Definition of Intubation Attempt and Difficult Airway/Intubation Changes

Definition of Intubation Attempt and Difficult Airway/Intubation Changes

Effective on August 1, 2018, the definition of an intubation attempt is changing.  In addition, VBEMS is redefining attempt counts and difficult intubation.  These changes were submitted by the Medical Operations Review Board and approved by both the OMD and department leadership.

The definitions were revised to be in line with other EMS agencies and standard definitions and were researched and verified.  There are supporting explanations included below that should help to clarify many situations.  In addition, please review the documentation tip sheet for guidance and reminders on how to document intubation and other airway items.

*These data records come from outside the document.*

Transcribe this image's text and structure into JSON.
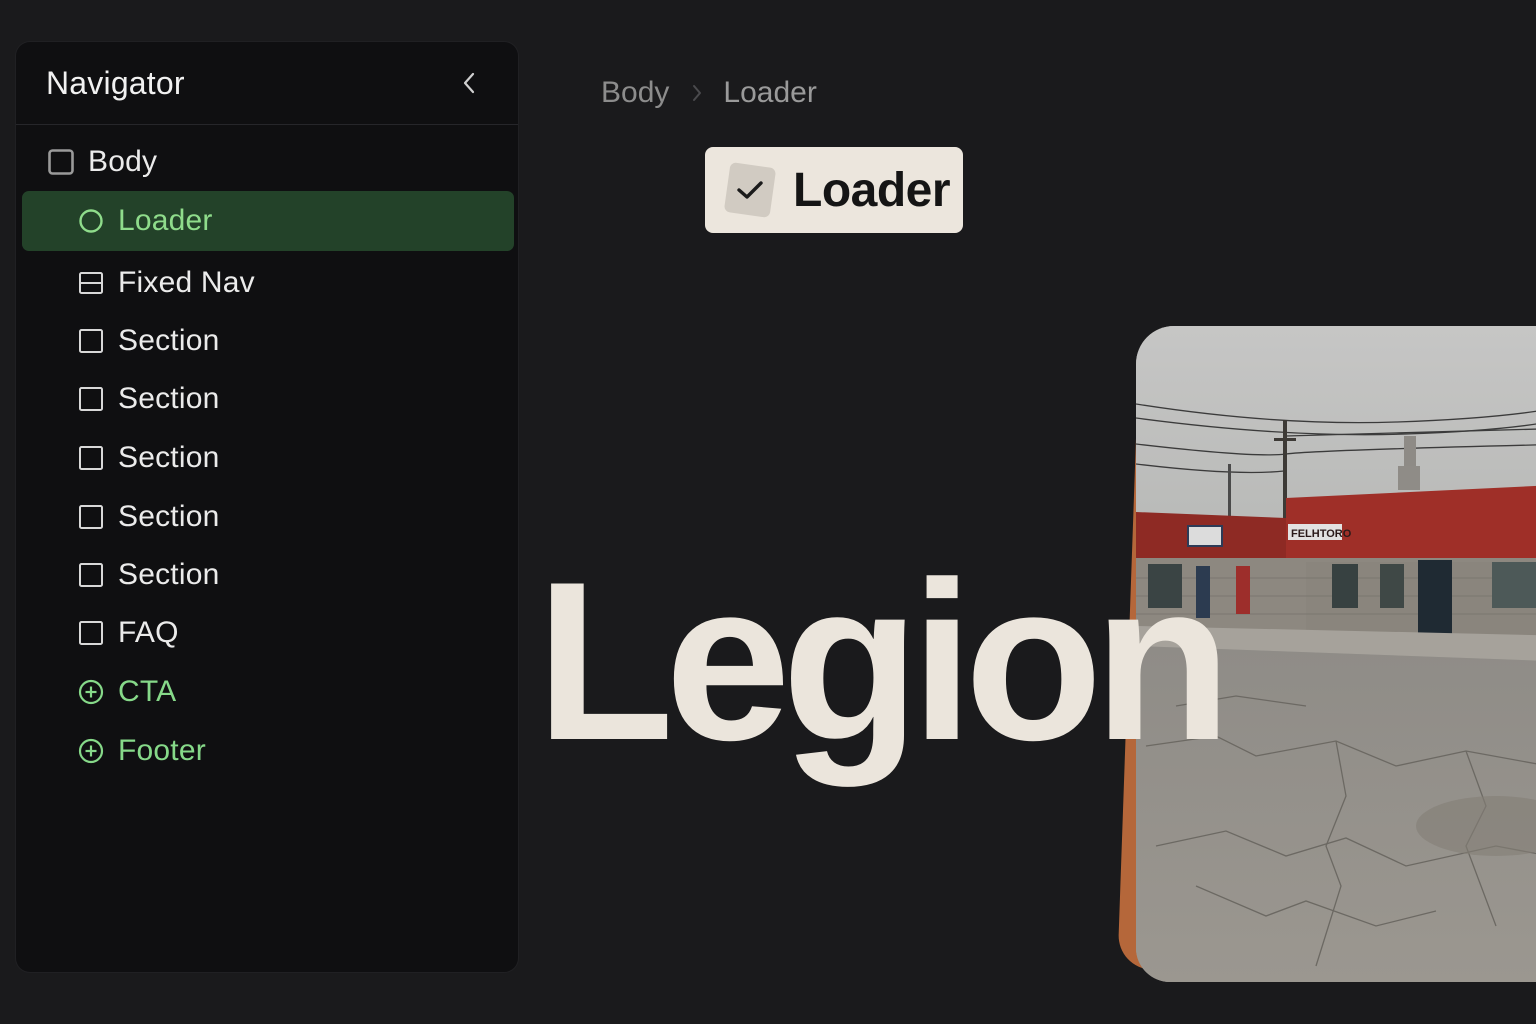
{
  "navigator": {
    "title": "Navigator",
    "items": [
      {
        "label": "Body",
        "icon": "square-outline-icon",
        "level": 0
      },
      {
        "label": "Loader",
        "icon": "circle-outline-icon",
        "level": 1,
        "selected": true
      },
      {
        "label": "Fixed Nav",
        "icon": "split-rectangle-icon",
        "level": 1
      },
      {
        "label": "Section",
        "icon": "square-outline-icon",
        "level": 1
      },
      {
        "label": "Section",
        "icon": "square-outline-icon",
        "level": 1
      },
      {
        "label": "Section",
        "icon": "square-outline-icon",
        "level": 1
      },
      {
        "label": "Section",
        "icon": "square-outline-icon",
        "level": 1
      },
      {
        "label": "Section",
        "icon": "square-outline-icon",
        "level": 1
      },
      {
        "label": "FAQ",
        "icon": "square-outline-icon",
        "level": 1
      },
      {
        "label": "CTA",
        "icon": "plus-circle-icon",
        "level": 1
      },
      {
        "label": "Footer",
        "icon": "plus-circle-icon",
        "level": 1
      }
    ]
  },
  "breadcrumb": {
    "items": [
      "Body",
      "Loader"
    ]
  },
  "selected_element": {
    "label": "Loader"
  },
  "canvas": {
    "heading": "Legion",
    "photo_sign": "FELHTORO"
  },
  "colors": {
    "background": "#1a1a1c",
    "panel": "#0f0f11",
    "selection": "#234229",
    "accent_green": "#8fdc8b",
    "badge": "#ece6dd",
    "heading": "#ebe5dc"
  }
}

VBEMS defines an endotracheal intubation (ETI) attempt as placing a laryngoscope blade into the mouth/oropharynx with an intent to intubate.

  • Using the laryngoscope blade as an adjunct to use Magill’s forceps is not an ETI.
    • Providers should ensure documentation of the use of Magill’s is noted in the procedure section for each attempt.
  • If during the first ETI laryngoscope blade insertion, it is noted that suctioning is required, that insertion does not have to be counted as an intubation attempt.
    •  Providers should ensure documentation of the use of suction is noted in the procedure section for each attempt and it should be noted that the laryngoscope blade was utilized on the first suction.
  • Nasotracheal intubation attempt is defined as when the tube is placed into the nose with the intent to intubate.

VBEMS defines the expectation of the total number of endotracheal intubation (ETI) attempts per patient as three.

  • Providers should ensure documentation of each attempt is noted in the procedure section as a separate line item since they will occur at various times/by various providers.
  • ALS interns should be limited to one attempt.
  • Providers should strongly consider allowing another provider to attempt before the third attempt.
  • Providers may consider an additional attempt if they determine the exact reason for the failed attempt and it can be corrected to successfully place the endotracheal tube.
  • If an ALS supervisor is present, they should be consulted before a fourth attempt is made.
  • Providers should closely monitor that the patient oxygen saturations remain above 90% during all attempts.
  • Utilization of the King airway is not considered a failed airway.  It is an alternative airway.

VBEMS defines the Difficult Airway as an expectation that the provider will have difficulty with any or all airway procedures including but  not limited to BVM, intubation, nasotracheal intubation, surgical airway, etc.

  • This could be due to patient anatomy, injury, patient condition, facial hair, laryngeal view, preexisting medical conditions, the environment, or other factors.
  • The difficult airway should be identified by the provider and documented, though certain patient conditions may describe an obvious difficult airway.

VBEMS defines a Difficult Intubation as more than three total intubation attempts and/or attempts by more than one experienced provider (excluding interns) and/or an alternative airway is ultimately used (King, BLS, cric, etc.).

  • Difficult intubations can be objectively identified based on documentation of attempts, providers and airway progression.
  • Difficult intubations may not be present in a difficult airway and can occur in a patient without a difficult airway.

If you have any questions, please contact Captain Christi Budy at